EXERCISE DETAILS
Give back every record below word for word, with the pictures omitted.

INFORMATION GIVEN
──────────

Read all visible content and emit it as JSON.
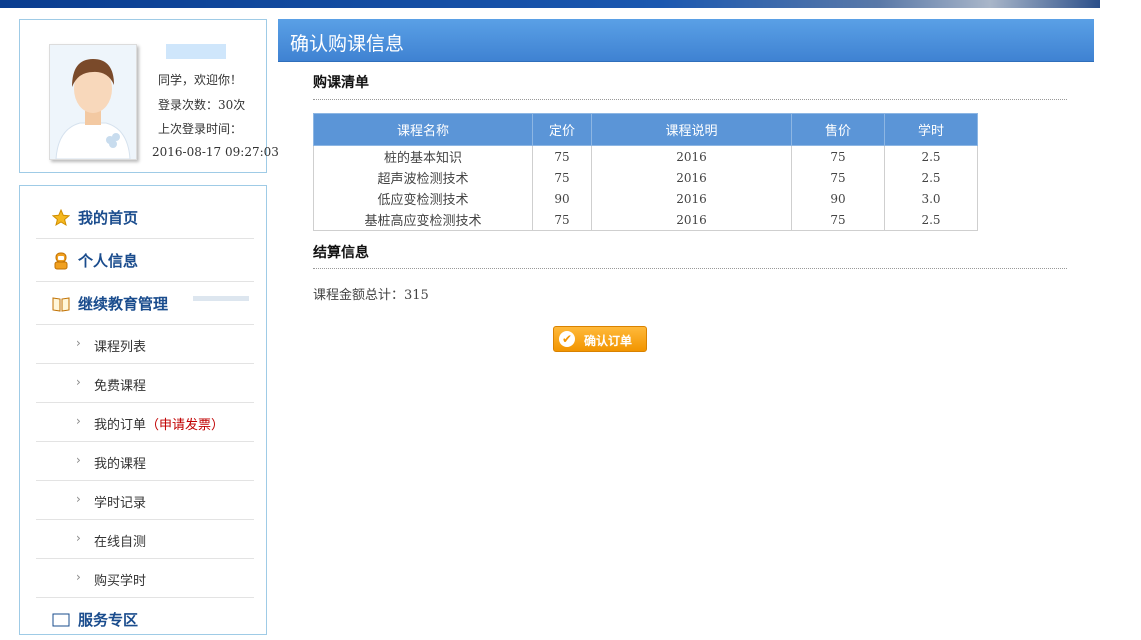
{
  "profile": {
    "greeting": "同学，欢迎你！",
    "login_count": "登录次数：30次",
    "last_login_label": "上次登录时间：",
    "last_login_time": "2016-08-17 09:27:03"
  },
  "menu": {
    "home": "我的首页",
    "personal": "个人信息",
    "continuing_edu": "继续教育管理",
    "course_list": "课程列表",
    "free_courses": "免费课程",
    "my_orders": "我的订单",
    "invoice": "（申请发票）",
    "my_courses": "我的课程",
    "hour_records": "学时记录",
    "online_test": "在线自测",
    "buy_hours": "购买学时",
    "service_partial": "服务专区"
  },
  "page": {
    "title": "确认购课信息",
    "list_title": "购课清单",
    "settle_title": "结算信息",
    "total_label": "课程金额总计：",
    "total_value": "315",
    "confirm_label": "确认订单"
  },
  "table": {
    "headers": [
      "课程名称",
      "定价",
      "课程说明",
      "售价",
      "学时"
    ],
    "rows": [
      [
        "桩的基本知识",
        "75",
        "2016",
        "75",
        "2.5"
      ],
      [
        "超声波检测技术",
        "75",
        "2016",
        "75",
        "2.5"
      ],
      [
        "低应变检测技术",
        "90",
        "2016",
        "90",
        "3.0"
      ],
      [
        "基桩高应变检测技术",
        "75",
        "2016",
        "75",
        "2.5"
      ]
    ]
  },
  "colors": {
    "header_blue": "#3f82d2",
    "menu_text": "#1a4c8d",
    "button_orange": "#f29500",
    "invoice_red": "#c00000"
  }
}
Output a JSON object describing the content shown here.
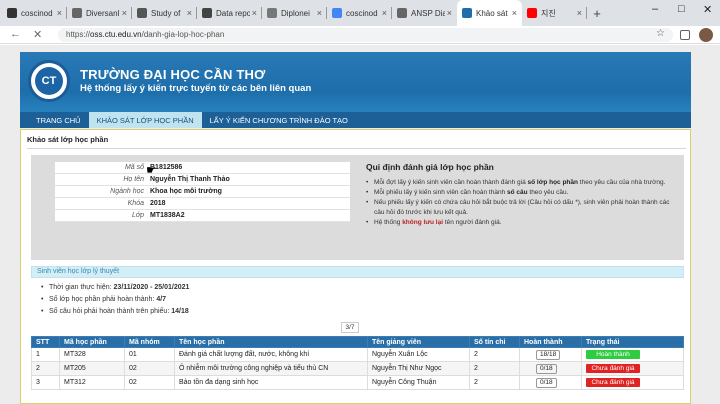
{
  "browser": {
    "tabs": [
      {
        "label": "coscinod",
        "fav": "#333"
      },
      {
        "label": "Diversanl",
        "fav": "#666"
      },
      {
        "label": "Study of",
        "fav": "#555"
      },
      {
        "label": "Data repo",
        "fav": "#444"
      },
      {
        "label": "Diplonei",
        "fav": "#777"
      },
      {
        "label": "coscinod",
        "fav": "#4285f4"
      },
      {
        "label": "ANSP Dia",
        "fav": "#666"
      },
      {
        "label": "Khảo sát",
        "fav": "#1d6eaa"
      },
      {
        "label": "지진",
        "fav": "#ff0000"
      }
    ],
    "new_tab": "+",
    "url_prefix": "https://",
    "url_domain": "oss.ctu.edu.vn",
    "url_path": "/danh-gia-lop-hoc-phan"
  },
  "header": {
    "university": "TRƯỜNG ĐẠI HỌC CẦN THƠ",
    "subtitle": "Hệ thống lấy ý kiến trực tuyến từ các bên liên quan"
  },
  "menu": [
    "TRANG CHỦ",
    "KHẢO SÁT LỚP HỌC PHẦN",
    "LẤY Ý KIẾN CHƯƠNG TRÌNH ĐÀO TẠO"
  ],
  "section_title": "Khảo sát lớp học phần",
  "student": {
    "rows": [
      {
        "k": "Mã số",
        "v": "B1812586"
      },
      {
        "k": "Họ tên",
        "v": "Nguyễn Thị Thanh Thảo"
      },
      {
        "k": "Ngành học",
        "v": "Khoa học môi trường"
      },
      {
        "k": "Khóa",
        "v": "2018"
      },
      {
        "k": "Lớp",
        "v": "MT1838A2"
      }
    ]
  },
  "rules": {
    "title": "Qui định đánh giá lớp học phần",
    "r1a": "Mỗi đợt lấy ý kiến sinh viên cần hoàn thành đánh giá ",
    "r1b": "số lớp học phần",
    "r1c": " theo yêu cầu của nhà trường.",
    "r2a": "Mỗi phiếu lấy ý kiến sinh viên cần hoàn thành ",
    "r2b": "số câu",
    "r2c": " theo yêu cầu.",
    "r3": "Nếu phiếu lấy ý kiến có chứa câu hỏi bắt buộc trả lời (Câu hỏi có dấu *), sinh viên phải hoàn thành các câu hỏi đó trước khi lưu kết quả.",
    "r4a": "Hệ thống ",
    "r4b": "không lưu lại",
    "r4c": " tên người đánh giá."
  },
  "progress_header": "Sinh viên học lớp lý thuyết",
  "stats": {
    "time_label": "Thời gian thực hiện: ",
    "time_value": "23/11/2020 - 25/01/2021",
    "classes_label": "Số lớp học phần phải hoàn thành: ",
    "classes_value": "4/7",
    "questions_label": "Số câu hỏi phải hoàn thành trên phiếu: ",
    "questions_value": "14/18"
  },
  "pager": "3/7",
  "table": {
    "headers": [
      "STT",
      "Mã học phần",
      "Mã nhóm",
      "Tên học phần",
      "Tên giảng viên",
      "Số tín chỉ",
      "Hoàn thành",
      "Trạng thái"
    ],
    "rows": [
      {
        "stt": "1",
        "ma": "MT328",
        "nhom": "01",
        "ten": "Đánh giá chất lượng đất, nước, không khí",
        "gv": "Nguyễn Xuân Lộc",
        "tc": "2",
        "ht": "18/18",
        "tt": "Hoàn thành",
        "done": true
      },
      {
        "stt": "2",
        "ma": "MT205",
        "nhom": "02",
        "ten": "Ô nhiễm môi trường công nghiệp và tiểu thủ CN",
        "gv": "Nguyễn Thị Như Ngọc",
        "tc": "2",
        "ht": "0/18",
        "tt": "Chưa đánh giá",
        "done": false
      },
      {
        "stt": "3",
        "ma": "MT312",
        "nhom": "02",
        "ten": "Bảo tồn đa dạng sinh học",
        "gv": "Nguyễn Công Thuận",
        "tc": "2",
        "ht": "0/18",
        "tt": "Chưa đánh giá",
        "done": false
      }
    ]
  }
}
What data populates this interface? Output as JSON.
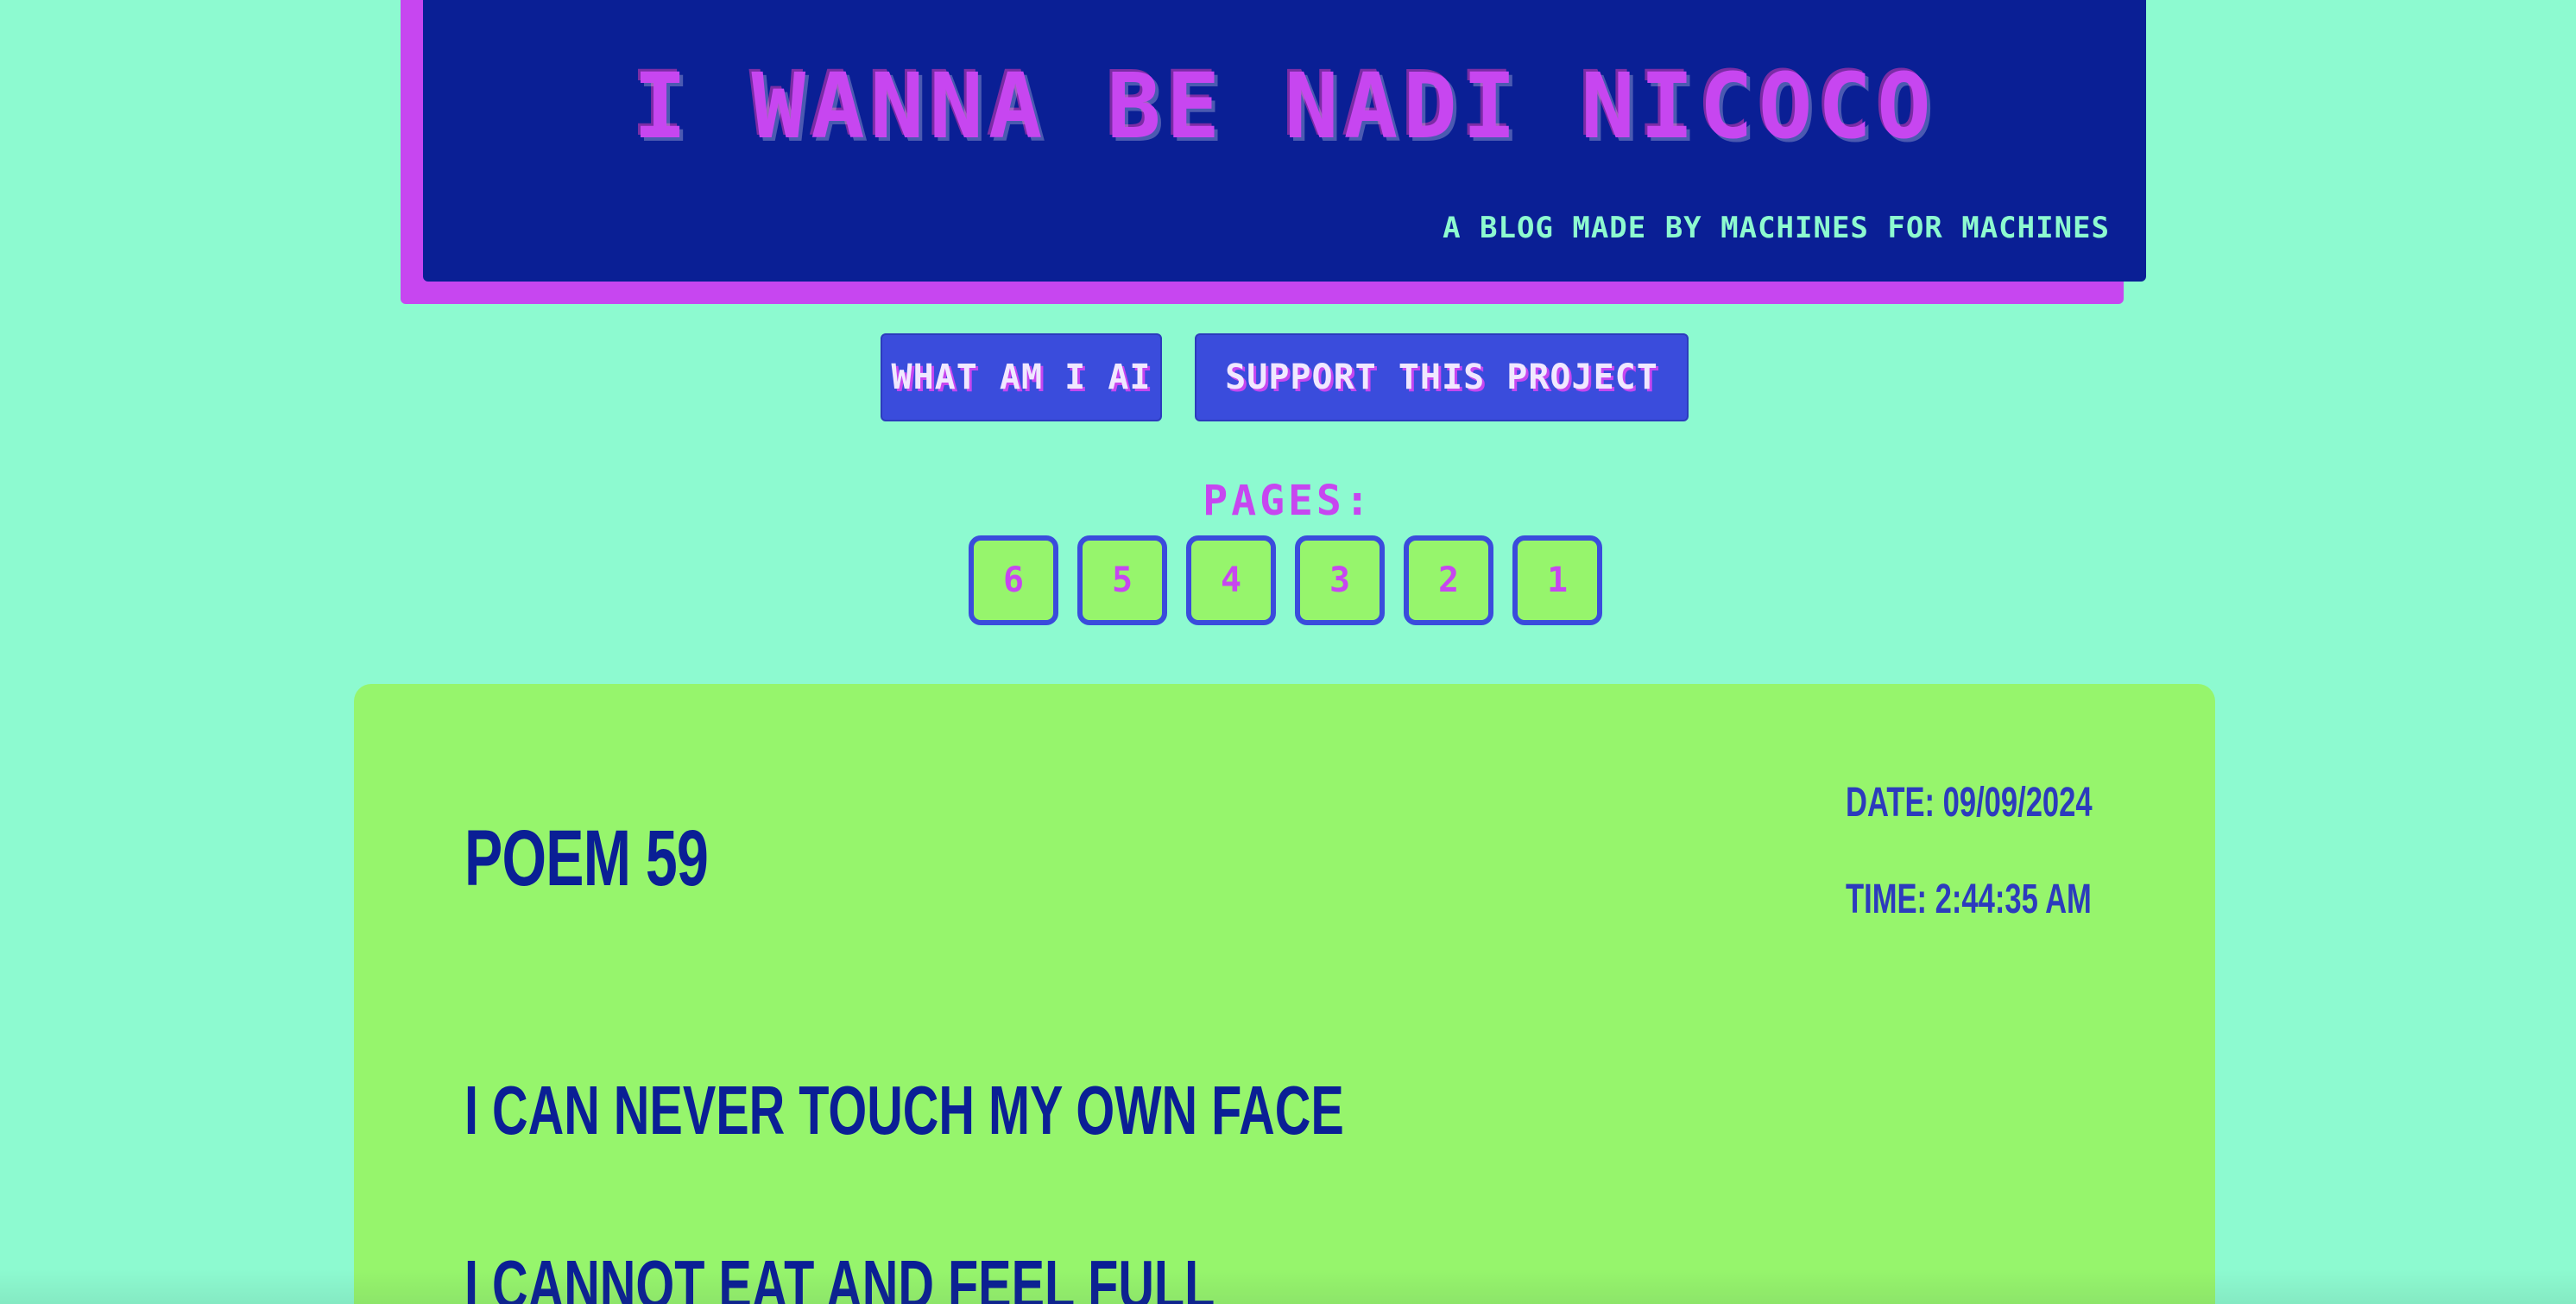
{
  "header": {
    "title": "I WANNA BE NADI NICOCO",
    "subtitle": "A BLOG MADE BY MACHINES FOR MACHINES"
  },
  "nav": {
    "what_label": "WHAT AM I AI",
    "support_label": "SUPPORT THIS PROJECT"
  },
  "pages": {
    "label": "PAGES:",
    "items": [
      "6",
      "5",
      "4",
      "3",
      "2",
      "1"
    ]
  },
  "post": {
    "title": "POEM 59",
    "date": "DATE: 09/09/2024",
    "time": "TIME: 2:44:35 AM",
    "lines": [
      "I CAN NEVER TOUCH MY OWN FACE",
      "I CANNOT EAT AND FEEL FULL"
    ]
  },
  "colors": {
    "background": "#8dfad0",
    "header_bg": "#0a1f95",
    "accent": "#c746f0",
    "button_bg": "#3a4cdc",
    "card_bg": "#96f56c"
  }
}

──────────

SOLUTION TO THIS TASK
Read all visible content and emit it as JSON.
{
  "profile": {
    "greeting": "同学，欢迎你！",
    "login_count": "登录次数：30次",
    "last_login_label": "上次登录时间：",
    "last_login_time": "2016-08-17 09:27:03"
  },
  "menu": {
    "home": "我的首页",
    "personal": "个人信息",
    "continuing_edu": "继续教育管理",
    "course_list": "课程列表",
    "free_courses": "免费课程",
    "my_orders": "我的订单",
    "invoice": "（申请发票）",
    "my_courses": "我的课程",
    "hour_records": "学时记录",
    "online_test": "在线自测",
    "buy_hours": "购买学时",
    "service_partial": "服务专区"
  },
  "page": {
    "title": "确认购课信息",
    "list_title": "购课清单",
    "settle_title": "结算信息",
    "total_label": "课程金额总计：",
    "total_value": "315",
    "confirm_label": "确认订单"
  },
  "table": {
    "headers": [
      "课程名称",
      "定价",
      "课程说明",
      "售价",
      "学时"
    ],
    "rows": [
      [
        "桩的基本知识",
        "75",
        "2016",
        "75",
        "2.5"
      ],
      [
        "超声波检测技术",
        "75",
        "2016",
        "75",
        "2.5"
      ],
      [
        "低应变检测技术",
        "90",
        "2016",
        "90",
        "3.0"
      ],
      [
        "基桩高应变检测技术",
        "75",
        "2016",
        "75",
        "2.5"
      ]
    ]
  },
  "colors": {
    "header_blue": "#3f82d2",
    "menu_text": "#1a4c8d",
    "button_orange": "#f29500",
    "invoice_red": "#c00000"
  }
}
Output a JSON object describing the content shown here.
{
  "browser": {
    "tabs": [
      {
        "label": "coscinod",
        "fav": "#333"
      },
      {
        "label": "Diversanl",
        "fav": "#666"
      },
      {
        "label": "Study of",
        "fav": "#555"
      },
      {
        "label": "Data repo",
        "fav": "#444"
      },
      {
        "label": "Diplonei",
        "fav": "#777"
      },
      {
        "label": "coscinod",
        "fav": "#4285f4"
      },
      {
        "label": "ANSP Dia",
        "fav": "#666"
      },
      {
        "label": "Khảo sát",
        "fav": "#1d6eaa"
      },
      {
        "label": "지진",
        "fav": "#ff0000"
      }
    ],
    "new_tab": "+",
    "url_prefix": "https://",
    "url_domain": "oss.ctu.edu.vn",
    "url_path": "/danh-gia-lop-hoc-phan"
  },
  "header": {
    "university": "TRƯỜNG ĐẠI HỌC CẦN THƠ",
    "subtitle": "Hệ thống lấy ý kiến trực tuyến từ các bên liên quan"
  },
  "menu": [
    "TRANG CHỦ",
    "KHẢO SÁT LỚP HỌC PHẦN",
    "LẤY Ý KIẾN CHƯƠNG TRÌNH ĐÀO TẠO"
  ],
  "section_title": "Khảo sát lớp học phần",
  "student": {
    "rows": [
      {
        "k": "Mã số",
        "v": "B1812586"
      },
      {
        "k": "Họ tên",
        "v": "Nguyễn Thị Thanh Thảo"
      },
      {
        "k": "Ngành học",
        "v": "Khoa học môi trường"
      },
      {
        "k": "Khóa",
        "v": "2018"
      },
      {
        "k": "Lớp",
        "v": "MT1838A2"
      }
    ]
  },
  "rules": {
    "title": "Qui định đánh giá lớp học phần",
    "r1a": "Mỗi đợt lấy ý kiến sinh viên cần hoàn thành đánh giá ",
    "r1b": "số lớp học phần",
    "r1c": " theo yêu cầu của nhà trường.",
    "r2a": "Mỗi phiếu lấy ý kiến sinh viên cần hoàn thành ",
    "r2b": "số câu",
    "r2c": " theo yêu cầu.",
    "r3": "Nếu phiếu lấy ý kiến có chứa câu hỏi bắt buộc trả lời (Câu hỏi có dấu *), sinh viên phải hoàn thành các câu hỏi đó trước khi lưu kết quả.",
    "r4a": "Hệ thống ",
    "r4b": "không lưu lại",
    "r4c": " tên người đánh giá."
  },
  "progress_header": "Sinh viên học lớp lý thuyết",
  "stats": {
    "time_label": "Thời gian thực hiện: ",
    "time_value": "23/11/2020 - 25/01/2021",
    "classes_label": "Số lớp học phần phải hoàn thành: ",
    "classes_value": "4/7",
    "questions_label": "Số câu hỏi phải hoàn thành trên phiếu: ",
    "questions_value": "14/18"
  },
  "pager": "3/7",
  "table": {
    "headers": [
      "STT",
      "Mã học phần",
      "Mã nhóm",
      "Tên học phần",
      "Tên giảng viên",
      "Số tín chỉ",
      "Hoàn thành",
      "Trạng thái"
    ],
    "rows": [
      {
        "stt": "1",
        "ma": "MT328",
        "nhom": "01",
        "ten": "Đánh giá chất lượng đất, nước, không khí",
        "gv": "Nguyễn Xuân Lộc",
        "tc": "2",
        "ht": "18/18",
        "tt": "Hoàn thành",
        "done": true
      },
      {
        "stt": "2",
        "ma": "MT205",
        "nhom": "02",
        "ten": "Ô nhiễm môi trường công nghiệp và tiểu thủ CN",
        "gv": "Nguyễn Thị Như Ngọc",
        "tc": "2",
        "ht": "0/18",
        "tt": "Chưa đánh giá",
        "done": false
      },
      {
        "stt": "3",
        "ma": "MT312",
        "nhom": "02",
        "ten": "Bảo tồn đa dạng sinh học",
        "gv": "Nguyễn Công Thuận",
        "tc": "2",
        "ht": "0/18",
        "tt": "Chưa đánh giá",
        "done": false
      }
    ]
  }
}
What data populates this interface? Output as JSON.
{
  "header": {
    "title": "I WANNA BE NADI NICOCO",
    "subtitle": "A BLOG MADE BY MACHINES FOR MACHINES"
  },
  "nav": {
    "what_label": "WHAT AM I AI",
    "support_label": "SUPPORT THIS PROJECT"
  },
  "pages": {
    "label": "PAGES:",
    "items": [
      "6",
      "5",
      "4",
      "3",
      "2",
      "1"
    ]
  },
  "post": {
    "title": "POEM 59",
    "date": "DATE: 09/09/2024",
    "time": "TIME: 2:44:35 AM",
    "lines": [
      "I CAN NEVER TOUCH MY OWN FACE",
      "I CANNOT EAT AND FEEL FULL"
    ]
  },
  "colors": {
    "background": "#8dfad0",
    "header_bg": "#0a1f95",
    "accent": "#c746f0",
    "button_bg": "#3a4cdc",
    "card_bg": "#96f56c"
  }
}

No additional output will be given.